Not to go overboard on tonight's we told you so theme, but for weeks, we'd been calling for John Fox and Mike McCoy to unleash Peyton's no-huddle attack earlier within games, and were thrilled to see them do just that against New Orleans. And, like we'd also stressed, doing so did not swing the pass/run balance in favor of the air attack; as Brooks notes in his excellent piece, Manning is not all about passing - he's about getting his team into the right play call at the LOS.
Is 2012 Peyton Manning's Best Season Since 2004?
Despite one clunker—the Week 2 loss to Atlanta featuring three early interceptions—Manning has been near or above his pre-2012 career averages all year long. He has been excellent with both efficiency and volume, with at least four above average games in all six statistics shown in the above visualization.
At this point, Manning is on pace for 3.29 WPA, 176.3 EPA, 4,848 passing yards, 39 touchdowns and nine intreceptions. The stellar play of Denver’s defense will keep Manning’s WPA below what it was in Indianapolis, when Manning’s play was required to win the inevitable shootouts created by a defense often resembling cheeses from central Europe. But his projected EPA would rank only behind his 2004, 2006 (Super Bowl championship season) and 2009 seasons; his AYPA only behind 2004.
None of us could have expected Peyton to perform at the level he's already reached so far in Denver. As for the reasoning (better talent than he had in Indy), well, we've been telling you about that since before the team even signed Manning.
With that in mind, now would be as good a time as any to revisit Ted's excellent series on the Manning offense. Now that we've all been intently watching Peyton do his thing play after play, week after week, everything Ted discussed there will make even more sense.
Some things came up during my time watching game film that made resting up this week less boring, so I thought I’d share them:
1. During the opening possession Sunday, Saints wideout Marques Colston ran a crossing route on 3rd and 3, and nickel linebacker Danny Trevathan dove to knock away the pass from Drew Brees, setting up the first punt of the game. Trevathan had three solo tackles plus that pass defensed in limited reps; it’s good to see him get onto the field. I think he has a bright future with Denver, and his excellent defense of a pass while in zone coverage - a weakness of his in college - suggests that he should.

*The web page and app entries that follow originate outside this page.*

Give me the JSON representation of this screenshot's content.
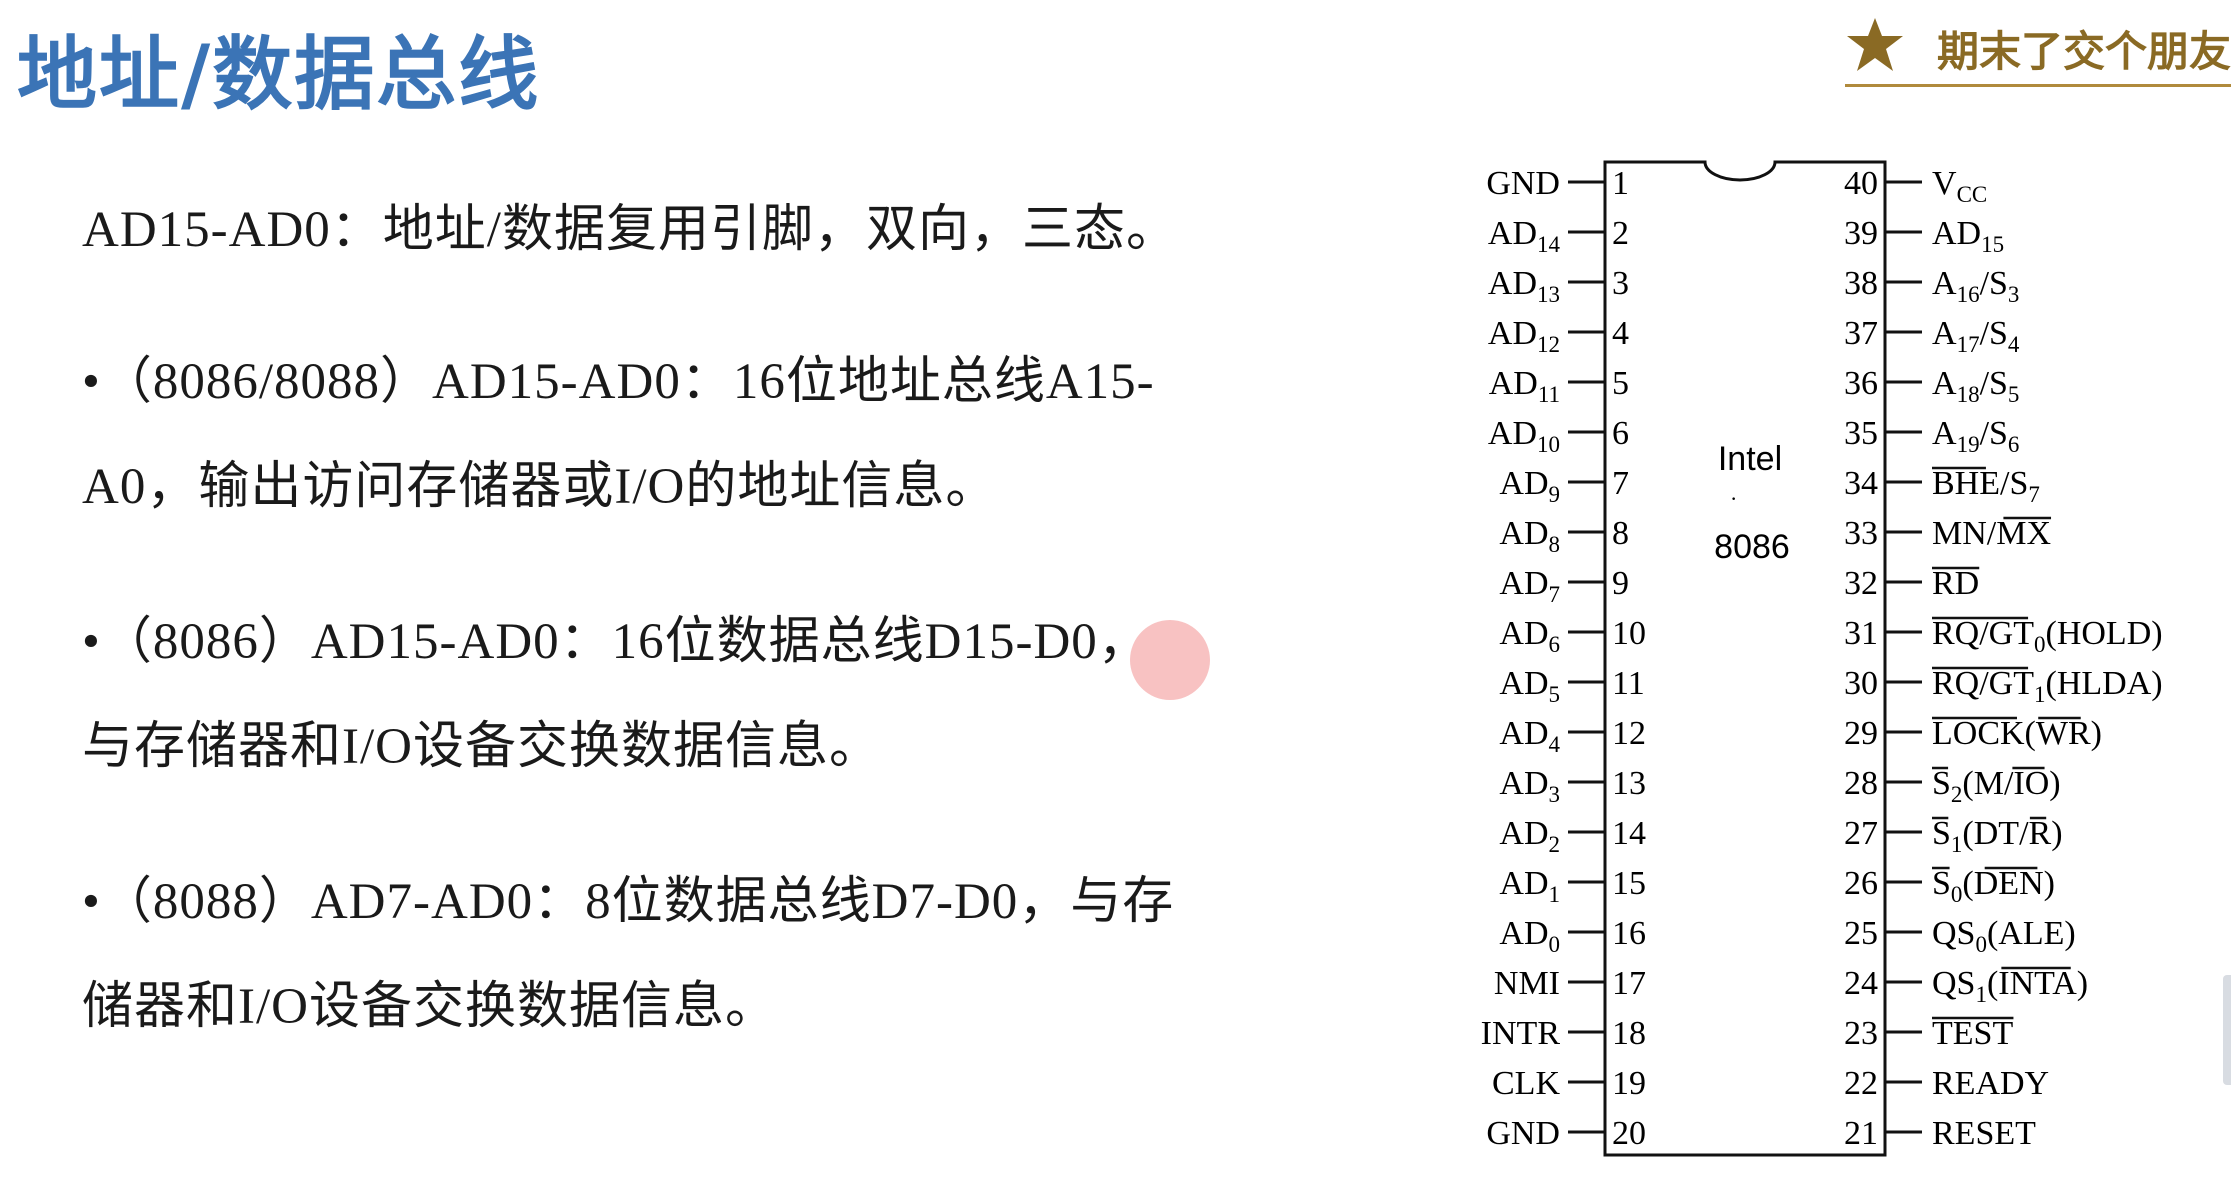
{
  "title": "地址/数据总线",
  "brand": {
    "text": "期末了交个朋友",
    "icon": "star-icon",
    "color": "#8a6a24"
  },
  "content": {
    "line1": "AD15-AD0：地址/数据复用引脚，双向，三态。",
    "bullet1_line1": "•（8086/8088）AD15-AD0：16位地址总线A15-",
    "bullet1_line2": "A0，输出访问存储器或I/O的地址信息。",
    "bullet2_line1": "•（8086）AD15-AD0：16位数据总线D15-D0，",
    "bullet2_line2": "与存储器和I/O设备交换数据信息。",
    "bullet3_line1": "•（8088）AD7-AD0：8位数据总线D7-D0，与存",
    "bullet3_line2": "储器和I/O设备交换数据信息。"
  },
  "chip": {
    "name_line1": "Intel",
    "name_line2": "8086",
    "left_pins": [
      {
        "num": "1",
        "name": "GND",
        "sub": ""
      },
      {
        "num": "2",
        "name": "AD",
        "sub": "14"
      },
      {
        "num": "3",
        "name": "AD",
        "sub": "13"
      },
      {
        "num": "4",
        "name": "AD",
        "sub": "12"
      },
      {
        "num": "5",
        "name": "AD",
        "sub": "11"
      },
      {
        "num": "6",
        "name": "AD",
        "sub": "10"
      },
      {
        "num": "7",
        "name": "AD",
        "sub": "9"
      },
      {
        "num": "8",
        "name": "AD",
        "sub": "8"
      },
      {
        "num": "9",
        "name": "AD",
        "sub": "7"
      },
      {
        "num": "10",
        "name": "AD",
        "sub": "6"
      },
      {
        "num": "11",
        "name": "AD",
        "sub": "5"
      },
      {
        "num": "12",
        "name": "AD",
        "sub": "4"
      },
      {
        "num": "13",
        "name": "AD",
        "sub": "3"
      },
      {
        "num": "14",
        "name": "AD",
        "sub": "2"
      },
      {
        "num": "15",
        "name": "AD",
        "sub": "1"
      },
      {
        "num": "16",
        "name": "AD",
        "sub": "0"
      },
      {
        "num": "17",
        "name": "NMI",
        "sub": ""
      },
      {
        "num": "18",
        "name": "INTR",
        "sub": ""
      },
      {
        "num": "19",
        "name": "CLK",
        "sub": ""
      },
      {
        "num": "20",
        "name": "GND",
        "sub": ""
      }
    ],
    "right_pins": [
      {
        "num": "40",
        "label": "V_CC"
      },
      {
        "num": "39",
        "label": "AD15"
      },
      {
        "num": "38",
        "label": "A16/S3"
      },
      {
        "num": "37",
        "label": "A17/S4"
      },
      {
        "num": "36",
        "label": "A18/S5"
      },
      {
        "num": "35",
        "label": "A19/S6"
      },
      {
        "num": "34",
        "label": "BHE/S7"
      },
      {
        "num": "33",
        "label": "MN/MX"
      },
      {
        "num": "32",
        "label": "RD"
      },
      {
        "num": "31",
        "label": "RQ/GT0(HOLD)"
      },
      {
        "num": "30",
        "label": "RQ/GT1(HLDA)"
      },
      {
        "num": "29",
        "label": "LOCK(WR)"
      },
      {
        "num": "28",
        "label": "S2(M/IO)"
      },
      {
        "num": "27",
        "label": "S1(DT/R)"
      },
      {
        "num": "26",
        "label": "S0(DEN)"
      },
      {
        "num": "25",
        "label": "QS0(ALE)"
      },
      {
        "num": "24",
        "label": "QS1(INTA)"
      },
      {
        "num": "23",
        "label": "TEST"
      },
      {
        "num": "22",
        "label": "READY"
      },
      {
        "num": "21",
        "label": "RESET"
      }
    ]
  }
}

I’m hoping that the team’s experience with Wesley Woodyard - seeing how that kind of drive, focus, and effort translates into production over time - should help shorten the duration before Danny sees more regular playing time. He also had one assisted tackle on special teams against NO; his reps with the nickel package were at MLB (according to PFF), so he’s been learning a new position. More power to him. He was on the field for nearly half the defensive snaps. John Fox’s comment on him was succinct: “I've been impressed with his development." Me, too.
Wesley Woodyard has been named the AFC Defensive POW for Week 8 after filling the stat sheet against New Orleans.
Woodyard piled up 13 tackles, one sack, a forced fumble, an interception, and two passes defensed in Denver's 34-14 victory. He joins Tracy Porter (Week 1), Matt Prater (Week 4), and Peyton Manning (Week 6) as Broncos to have won weekly awards this season.